App and web page records:
***
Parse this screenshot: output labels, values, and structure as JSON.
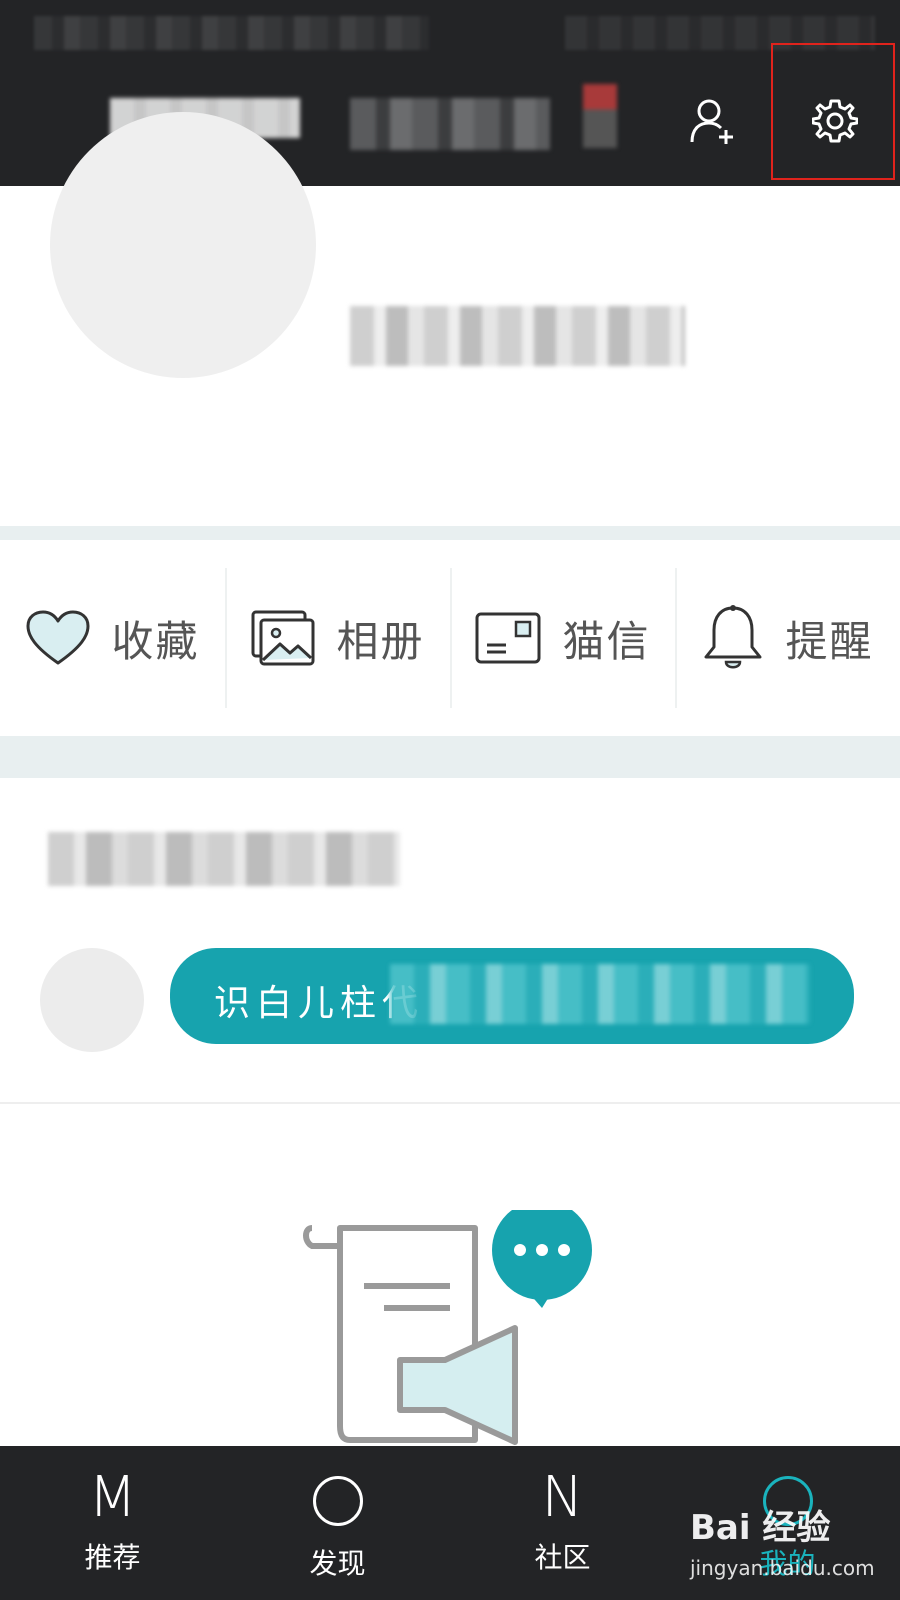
{
  "header": {
    "add_user_icon": "add-user-icon",
    "settings_icon": "gear-icon"
  },
  "quick_actions": [
    {
      "label": "收藏",
      "icon": "heart-icon"
    },
    {
      "label": "相册",
      "icon": "photo-album-icon"
    },
    {
      "label": "猫信",
      "icon": "mail-card-icon"
    },
    {
      "label": "提醒",
      "icon": "bell-icon"
    }
  ],
  "feed": {
    "bubble_text": "识白儿柱代"
  },
  "bottom_nav": [
    {
      "glyph": "M",
      "label": "推荐"
    },
    {
      "glyph": "",
      "label": "发现"
    },
    {
      "glyph": "N",
      "label": "社区"
    },
    {
      "glyph": "",
      "label": "我的"
    }
  ],
  "watermark": {
    "brand": "Bai 经验",
    "url": "jingyan.baidu.com"
  },
  "colors": {
    "accent": "#17a3ae",
    "header_bg": "#232426",
    "highlight": "#e0231c"
  }
}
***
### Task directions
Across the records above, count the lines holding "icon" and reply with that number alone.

### Solution for this exercise
6